The cost of France’s protests running into billions
Paris – France’s wave of protests and violence over the past month or so has already cost the eurozone’s second-largest economy a fortune.
Road blockades, demonstrations and successive weekends of rioting in Paris and other towns have left supermarket shelves empty, stopped shoppers from buying Christmas gifts and scared away tourists.
The government stands to lose out too, with tax receipts set to be lower than anticipated.

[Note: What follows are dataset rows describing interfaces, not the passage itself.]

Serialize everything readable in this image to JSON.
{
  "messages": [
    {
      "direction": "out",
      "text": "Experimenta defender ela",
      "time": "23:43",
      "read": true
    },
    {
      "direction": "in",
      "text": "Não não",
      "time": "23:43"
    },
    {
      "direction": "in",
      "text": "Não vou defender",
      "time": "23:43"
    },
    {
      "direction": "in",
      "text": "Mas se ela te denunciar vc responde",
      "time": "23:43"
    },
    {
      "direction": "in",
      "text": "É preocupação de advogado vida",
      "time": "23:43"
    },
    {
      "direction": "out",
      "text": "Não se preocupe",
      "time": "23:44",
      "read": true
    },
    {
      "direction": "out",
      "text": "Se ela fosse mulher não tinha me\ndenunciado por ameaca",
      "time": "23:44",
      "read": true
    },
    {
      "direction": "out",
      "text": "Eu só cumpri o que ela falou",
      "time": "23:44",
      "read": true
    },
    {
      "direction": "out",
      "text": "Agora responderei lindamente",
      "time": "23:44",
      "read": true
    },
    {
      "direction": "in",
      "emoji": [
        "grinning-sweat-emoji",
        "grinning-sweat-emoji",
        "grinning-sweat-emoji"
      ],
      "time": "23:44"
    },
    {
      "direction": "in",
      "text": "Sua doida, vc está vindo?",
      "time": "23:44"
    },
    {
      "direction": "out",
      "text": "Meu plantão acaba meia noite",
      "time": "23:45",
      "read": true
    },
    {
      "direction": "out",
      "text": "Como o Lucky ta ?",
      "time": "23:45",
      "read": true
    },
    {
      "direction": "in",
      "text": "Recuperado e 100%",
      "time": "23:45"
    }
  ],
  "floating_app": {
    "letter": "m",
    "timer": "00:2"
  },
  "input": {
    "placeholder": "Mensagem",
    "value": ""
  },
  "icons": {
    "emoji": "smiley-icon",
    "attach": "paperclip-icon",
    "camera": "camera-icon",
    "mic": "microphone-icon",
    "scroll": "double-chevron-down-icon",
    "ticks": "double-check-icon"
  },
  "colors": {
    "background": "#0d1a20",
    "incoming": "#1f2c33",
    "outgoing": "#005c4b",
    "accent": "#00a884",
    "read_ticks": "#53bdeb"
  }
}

Government coffers will be tapped into next year to finance tax relief and other fiscal measures announced Monday by President Emmanuel Macron to placate the “yellow vest” movement, which started as a show of anger against fuel taxes but snowballed into a grab-bag of grievances.

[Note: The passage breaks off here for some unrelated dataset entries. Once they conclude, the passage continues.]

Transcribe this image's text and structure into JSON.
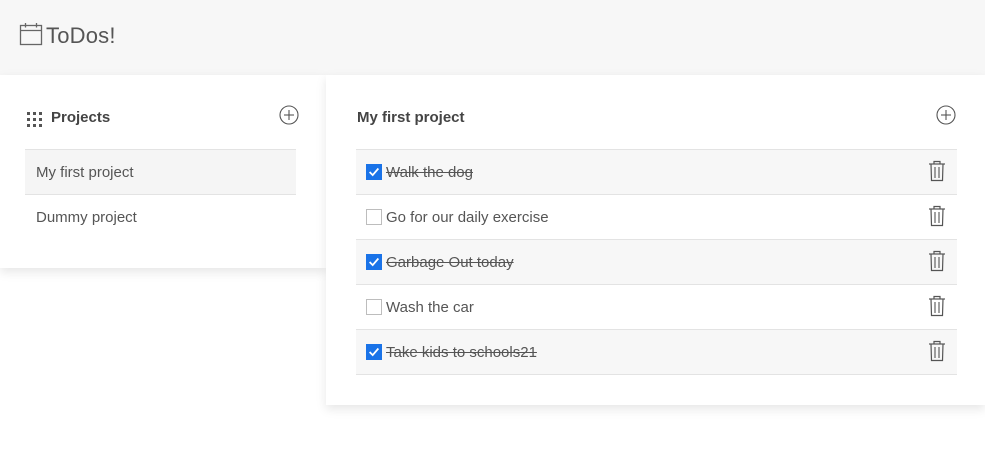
{
  "app": {
    "title": "ToDos!",
    "icon": "calendar-icon"
  },
  "colors": {
    "accent": "#1a73e8",
    "topbar_bg": "#f7f7f7",
    "row_shade": "#f7f7f7"
  },
  "sidebar": {
    "title": "Projects",
    "title_icon": "grid-icon",
    "add_icon": "add-circle-icon",
    "projects": [
      {
        "label": "My first project",
        "active": true
      },
      {
        "label": "Dummy project",
        "active": false
      }
    ]
  },
  "main": {
    "title": "My first project",
    "add_icon": "add-circle-icon",
    "todos": [
      {
        "label": "Walk the dog",
        "done": true
      },
      {
        "label": "Go for our daily exercise",
        "done": false
      },
      {
        "label": "Garbage Out today",
        "done": true
      },
      {
        "label": "Wash the car",
        "done": false
      },
      {
        "label": "Take kids to schools21",
        "done": true
      }
    ]
  }
}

Finance Minister Bruno Le Maire says the fallout from the protests, which have seen hundreds of arrests, 1,400 injured and five deaths in protest-related accidents, will shave 0.1 percent off French economic growth in the last quarter of 2018 and is “not good for the attractiveness of our country.”
The forecast costs emanating from one of France’s most acute crises in over a decade are already running into the billions.
The president’s new steps to boost the spending power of retirees and low-paid workers, a shared demand of many yellow vests, include a 100-euro ($110) hike in the minimum monthly wage and tax relief.
The government says the total bill from its climb-downs so far will be around 10 billion euros ($11 billion). That includes around 6 billion euros for Macron’s new measures and an estimated 3.9-billion loss from the government no longer levying a carbon tax hike on fossil fuels.
The scope of the measures took even some of Macron’s own ministers by surprise, who hadn’t expected him to loosen the purse strings quite so much. An estimated 23 million viewers watched Macron’s speech live, more than those who tuned in for France’s victory in soccer’s World Cup final in July.
The government intends to trim costs elsewhere and possibly increase borrowing to finance the hand-outs which it hopes will encourage protesters to abandon their road-side barricades and stop marching in Paris and other towns.
The government had forecast a budget deficit equivalent to 2.8 percent of annual GDP for next year, below the 3-percent ceiling for the 19 countries that use the euro currency, and so feels that it has a bit of wiggle-room.
For retailers, the protests couldn’t have come at a worse time. With the protests having closed down city centers and yellow-vest blockades of shopping malls, many have opted to buy gifts online rather than run the gauntlet of demonstrations.
The Federation of Commerce and Distribution, an industry group representing many of France’s largest chains, estimates retailers have suffered more than 1 billion euros ($1.1 billion) in lost revenues, with toy, clothing and food sales among the sectors hit. Lost revenues also mean lost sales tax receipts for the government.
“People are afraid to go shopping. They are not in a shopping mood right now,” said Gontran Thuring, chief executive of the National Council of Shopping Malls, another industry group.
“It’s a disaster if this holiday season is not successful.”
Tourists brave enough to venture into the center of Paris last weekend found many sites shut and boutiques closed and barricaded behind plywood. Hardly an enticing advertisement for France’s capital of art, fashion, gastronomy and romance.
The protests and associated violence are taking the shine off what was shaping up as a great year for Parisian hoteliers – visitor numbers were back to levels enjoyed before terror attacks that killed 130 people in 2015.
Reservations in Paris hotels are down for December, with an estimated 35,000 nights cancelled so far, market research consultancy MKG says.
FRANCE’S REPUTATION AND OTHER COSTS
Storeowners are replacing shattered windows while city workers have been towing away the hulks of burned-out cars and cleaning anti-government and anti-capitalist graffiti off shops, buildings and world-famous sites like the Arc de Triomphe, which reopens on Wednesday, more than a week after it was vandalized.
Also costly are repairs to traffic radars, another target of protests. They cost tens of thousands of euros each to replace.
Less quantifiable is the damage done to France’s image and to Macron’s efforts to project the country as a business-friendly country and open for investment.